- _WORK REQUIRED_:
All lines holding the word "Değeri" should be located in the records and copied.

- _PROVIDED INFORMATION_:
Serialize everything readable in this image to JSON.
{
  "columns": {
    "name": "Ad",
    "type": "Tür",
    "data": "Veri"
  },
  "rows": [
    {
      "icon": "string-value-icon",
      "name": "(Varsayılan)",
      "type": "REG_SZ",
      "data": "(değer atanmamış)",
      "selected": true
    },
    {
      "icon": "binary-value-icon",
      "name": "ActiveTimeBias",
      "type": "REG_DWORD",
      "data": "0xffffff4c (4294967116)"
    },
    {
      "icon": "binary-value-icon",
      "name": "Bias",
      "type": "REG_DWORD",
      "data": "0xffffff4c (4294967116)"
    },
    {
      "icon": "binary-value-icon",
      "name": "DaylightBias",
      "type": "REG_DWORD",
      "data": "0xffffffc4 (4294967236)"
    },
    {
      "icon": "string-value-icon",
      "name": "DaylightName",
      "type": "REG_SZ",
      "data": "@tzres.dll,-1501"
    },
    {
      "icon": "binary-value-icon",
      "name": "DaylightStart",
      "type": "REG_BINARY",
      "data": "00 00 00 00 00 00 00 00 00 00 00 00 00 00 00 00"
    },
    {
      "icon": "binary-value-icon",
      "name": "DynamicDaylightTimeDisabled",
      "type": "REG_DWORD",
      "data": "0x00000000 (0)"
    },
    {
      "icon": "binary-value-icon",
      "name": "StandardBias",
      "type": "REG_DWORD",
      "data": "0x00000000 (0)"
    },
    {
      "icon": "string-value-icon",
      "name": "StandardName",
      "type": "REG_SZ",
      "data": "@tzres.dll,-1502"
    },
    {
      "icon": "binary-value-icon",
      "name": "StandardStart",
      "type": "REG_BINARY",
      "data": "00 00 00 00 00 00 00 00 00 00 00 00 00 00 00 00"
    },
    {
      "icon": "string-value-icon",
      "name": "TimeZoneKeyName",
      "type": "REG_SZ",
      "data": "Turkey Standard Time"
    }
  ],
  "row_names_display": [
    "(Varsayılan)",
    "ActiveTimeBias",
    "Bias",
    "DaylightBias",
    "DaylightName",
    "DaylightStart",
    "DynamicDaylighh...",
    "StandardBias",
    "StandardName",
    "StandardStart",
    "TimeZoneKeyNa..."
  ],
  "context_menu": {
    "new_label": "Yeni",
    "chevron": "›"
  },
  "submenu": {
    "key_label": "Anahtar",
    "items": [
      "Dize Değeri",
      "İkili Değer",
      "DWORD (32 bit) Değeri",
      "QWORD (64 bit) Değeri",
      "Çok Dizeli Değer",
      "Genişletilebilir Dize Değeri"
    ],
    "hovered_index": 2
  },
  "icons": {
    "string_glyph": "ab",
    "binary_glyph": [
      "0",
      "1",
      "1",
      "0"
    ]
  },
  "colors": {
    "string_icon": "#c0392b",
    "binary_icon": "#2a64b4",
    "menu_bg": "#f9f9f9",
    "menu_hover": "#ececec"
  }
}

- _OUTPUT OF THE EXERCISE_:
      "Dize Değeri",
      "DWORD (32 bit) Değeri",
      "QWORD (64 bit) Değeri",
      "Genişletilebilir Dize Değeri"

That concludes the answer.